▶ _Problem description_:
Only lines below containing the string "Beihilfe" should be counted; please give that count by itself.
Segment Start: Information shown
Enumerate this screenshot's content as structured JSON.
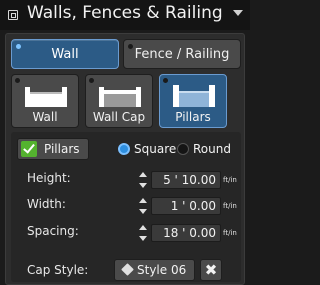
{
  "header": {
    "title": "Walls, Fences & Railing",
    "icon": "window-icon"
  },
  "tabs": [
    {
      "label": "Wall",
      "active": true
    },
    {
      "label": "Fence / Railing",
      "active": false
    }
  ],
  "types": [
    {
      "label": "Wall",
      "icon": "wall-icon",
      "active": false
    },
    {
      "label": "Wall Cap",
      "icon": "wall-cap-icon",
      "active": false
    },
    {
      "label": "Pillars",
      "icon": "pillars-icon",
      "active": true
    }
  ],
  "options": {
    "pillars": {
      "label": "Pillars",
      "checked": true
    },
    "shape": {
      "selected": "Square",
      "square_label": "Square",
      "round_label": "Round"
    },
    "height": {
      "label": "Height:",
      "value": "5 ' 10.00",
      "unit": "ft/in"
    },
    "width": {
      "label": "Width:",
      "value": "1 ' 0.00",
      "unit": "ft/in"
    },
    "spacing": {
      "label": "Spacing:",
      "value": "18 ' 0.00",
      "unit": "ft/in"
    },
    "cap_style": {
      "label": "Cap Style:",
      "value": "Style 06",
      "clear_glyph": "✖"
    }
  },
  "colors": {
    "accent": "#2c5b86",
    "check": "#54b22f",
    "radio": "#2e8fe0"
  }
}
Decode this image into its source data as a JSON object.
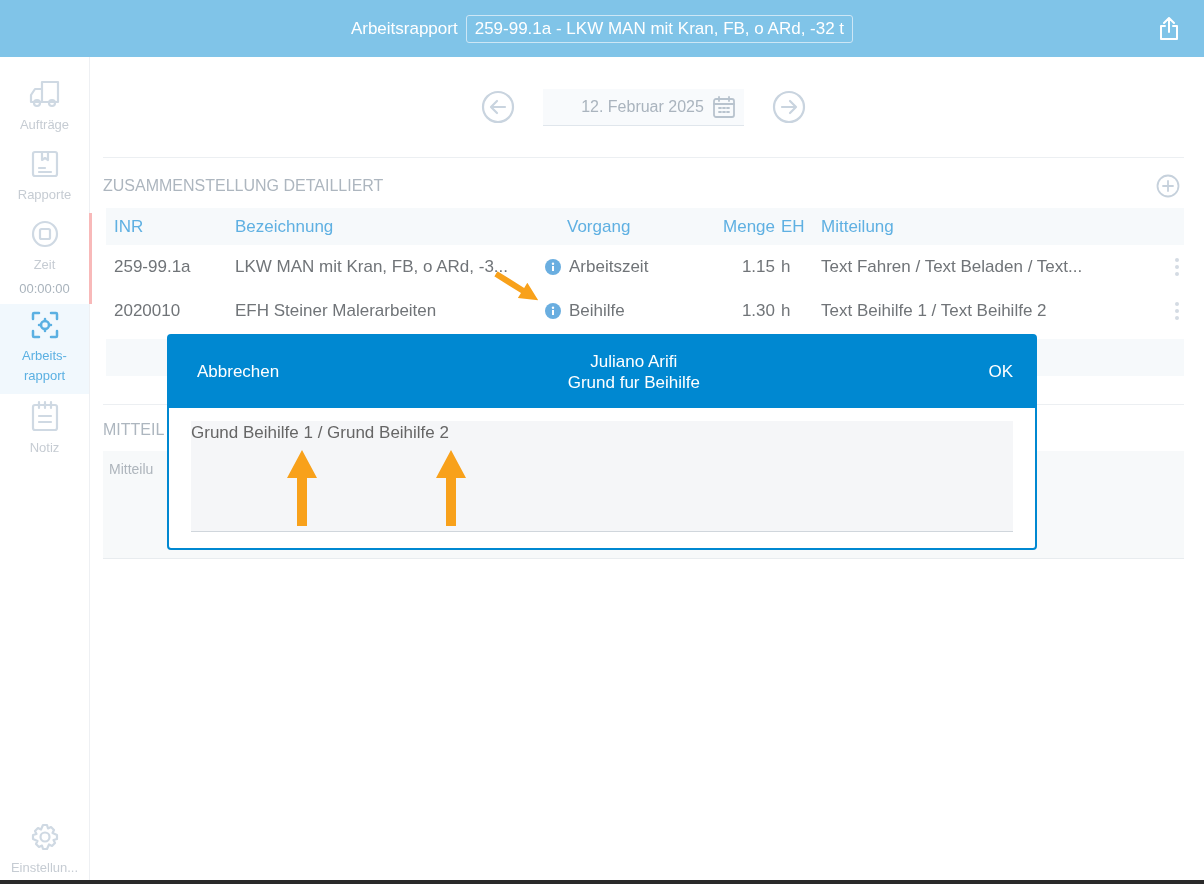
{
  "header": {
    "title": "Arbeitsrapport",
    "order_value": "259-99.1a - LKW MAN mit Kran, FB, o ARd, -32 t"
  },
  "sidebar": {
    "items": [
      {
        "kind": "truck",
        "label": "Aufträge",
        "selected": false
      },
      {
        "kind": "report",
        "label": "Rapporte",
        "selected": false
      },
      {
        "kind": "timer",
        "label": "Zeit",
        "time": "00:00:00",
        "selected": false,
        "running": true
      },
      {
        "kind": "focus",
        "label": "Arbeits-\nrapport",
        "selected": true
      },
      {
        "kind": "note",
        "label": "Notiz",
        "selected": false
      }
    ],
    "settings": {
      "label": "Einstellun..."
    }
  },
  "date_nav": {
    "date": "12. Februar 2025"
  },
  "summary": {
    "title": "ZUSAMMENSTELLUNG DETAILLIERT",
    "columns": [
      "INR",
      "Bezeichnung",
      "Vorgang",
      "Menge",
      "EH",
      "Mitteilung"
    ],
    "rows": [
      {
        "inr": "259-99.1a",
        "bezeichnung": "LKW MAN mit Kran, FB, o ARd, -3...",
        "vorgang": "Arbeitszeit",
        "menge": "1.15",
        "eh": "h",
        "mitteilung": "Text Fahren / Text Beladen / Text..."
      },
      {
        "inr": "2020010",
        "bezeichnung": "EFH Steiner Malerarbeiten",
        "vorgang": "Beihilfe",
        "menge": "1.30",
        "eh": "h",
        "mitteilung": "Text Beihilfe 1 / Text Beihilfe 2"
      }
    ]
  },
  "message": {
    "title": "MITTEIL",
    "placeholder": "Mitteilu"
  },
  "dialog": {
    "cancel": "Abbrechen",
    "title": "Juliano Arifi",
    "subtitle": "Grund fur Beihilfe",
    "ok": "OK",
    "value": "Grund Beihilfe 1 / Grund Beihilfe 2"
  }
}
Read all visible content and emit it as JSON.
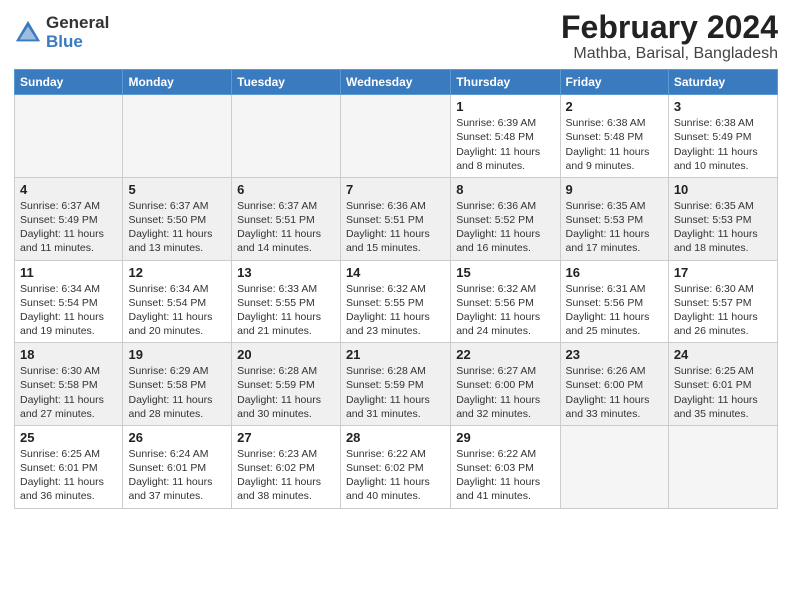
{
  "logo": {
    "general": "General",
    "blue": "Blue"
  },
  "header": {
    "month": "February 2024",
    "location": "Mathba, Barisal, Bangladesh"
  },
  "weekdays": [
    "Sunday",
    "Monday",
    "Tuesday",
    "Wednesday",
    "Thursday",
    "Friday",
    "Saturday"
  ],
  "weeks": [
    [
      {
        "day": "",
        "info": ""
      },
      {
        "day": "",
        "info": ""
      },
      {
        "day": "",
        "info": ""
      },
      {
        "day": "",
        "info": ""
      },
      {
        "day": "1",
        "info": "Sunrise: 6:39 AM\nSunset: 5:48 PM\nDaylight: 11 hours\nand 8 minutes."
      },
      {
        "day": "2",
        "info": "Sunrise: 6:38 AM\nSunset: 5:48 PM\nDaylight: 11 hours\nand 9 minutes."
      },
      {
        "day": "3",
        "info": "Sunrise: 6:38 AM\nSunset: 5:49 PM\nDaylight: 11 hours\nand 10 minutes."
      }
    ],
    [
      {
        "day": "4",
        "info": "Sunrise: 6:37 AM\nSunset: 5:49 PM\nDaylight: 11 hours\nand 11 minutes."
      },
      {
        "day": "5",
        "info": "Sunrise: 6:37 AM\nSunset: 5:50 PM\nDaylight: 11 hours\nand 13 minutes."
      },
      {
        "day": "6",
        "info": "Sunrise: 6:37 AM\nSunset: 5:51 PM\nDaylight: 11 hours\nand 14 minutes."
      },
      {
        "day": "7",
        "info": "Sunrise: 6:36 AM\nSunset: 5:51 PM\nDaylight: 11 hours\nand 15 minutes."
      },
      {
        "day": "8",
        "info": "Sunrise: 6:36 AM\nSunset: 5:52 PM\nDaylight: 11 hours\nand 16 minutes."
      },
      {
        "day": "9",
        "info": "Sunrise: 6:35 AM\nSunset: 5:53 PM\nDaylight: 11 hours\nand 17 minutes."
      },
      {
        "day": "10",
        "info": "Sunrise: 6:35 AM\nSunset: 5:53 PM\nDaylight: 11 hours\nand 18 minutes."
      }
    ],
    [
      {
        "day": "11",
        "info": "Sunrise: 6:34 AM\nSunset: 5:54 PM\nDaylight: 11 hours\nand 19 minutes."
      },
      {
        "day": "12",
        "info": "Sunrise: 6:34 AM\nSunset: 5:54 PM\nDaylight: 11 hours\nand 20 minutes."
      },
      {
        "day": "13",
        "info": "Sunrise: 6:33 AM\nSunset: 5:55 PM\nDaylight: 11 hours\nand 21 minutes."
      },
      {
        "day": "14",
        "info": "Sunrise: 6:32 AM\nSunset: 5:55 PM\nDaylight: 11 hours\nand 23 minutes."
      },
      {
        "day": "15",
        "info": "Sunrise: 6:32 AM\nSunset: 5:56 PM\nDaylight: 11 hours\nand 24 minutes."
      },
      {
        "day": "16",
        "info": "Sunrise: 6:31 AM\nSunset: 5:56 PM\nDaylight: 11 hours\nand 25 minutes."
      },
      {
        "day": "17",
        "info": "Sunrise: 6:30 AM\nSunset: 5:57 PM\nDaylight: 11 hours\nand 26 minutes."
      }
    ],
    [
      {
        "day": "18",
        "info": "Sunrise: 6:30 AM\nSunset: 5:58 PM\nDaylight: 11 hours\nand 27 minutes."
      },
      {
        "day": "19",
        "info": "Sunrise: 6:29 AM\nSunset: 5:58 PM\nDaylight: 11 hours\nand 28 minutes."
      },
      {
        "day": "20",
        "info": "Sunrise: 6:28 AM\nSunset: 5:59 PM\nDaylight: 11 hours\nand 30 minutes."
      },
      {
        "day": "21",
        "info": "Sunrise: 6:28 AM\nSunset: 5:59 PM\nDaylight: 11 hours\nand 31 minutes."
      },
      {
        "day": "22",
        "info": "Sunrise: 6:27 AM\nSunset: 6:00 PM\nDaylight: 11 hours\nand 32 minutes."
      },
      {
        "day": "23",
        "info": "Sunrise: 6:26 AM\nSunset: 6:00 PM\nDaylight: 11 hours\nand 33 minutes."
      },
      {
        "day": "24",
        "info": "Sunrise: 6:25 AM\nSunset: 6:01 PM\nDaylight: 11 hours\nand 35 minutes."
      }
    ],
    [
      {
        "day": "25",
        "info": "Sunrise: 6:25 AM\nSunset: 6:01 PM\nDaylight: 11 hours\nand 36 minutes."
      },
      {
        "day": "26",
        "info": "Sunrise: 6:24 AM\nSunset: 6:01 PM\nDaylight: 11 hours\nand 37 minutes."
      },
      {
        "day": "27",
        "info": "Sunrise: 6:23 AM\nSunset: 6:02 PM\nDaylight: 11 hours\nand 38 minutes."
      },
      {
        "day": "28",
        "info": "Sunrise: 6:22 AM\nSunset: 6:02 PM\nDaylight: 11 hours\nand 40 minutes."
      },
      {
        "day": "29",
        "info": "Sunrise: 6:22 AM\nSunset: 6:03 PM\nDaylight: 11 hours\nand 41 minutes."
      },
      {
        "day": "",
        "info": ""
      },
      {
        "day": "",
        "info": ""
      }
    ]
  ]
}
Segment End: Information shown
▶ _Result_:
4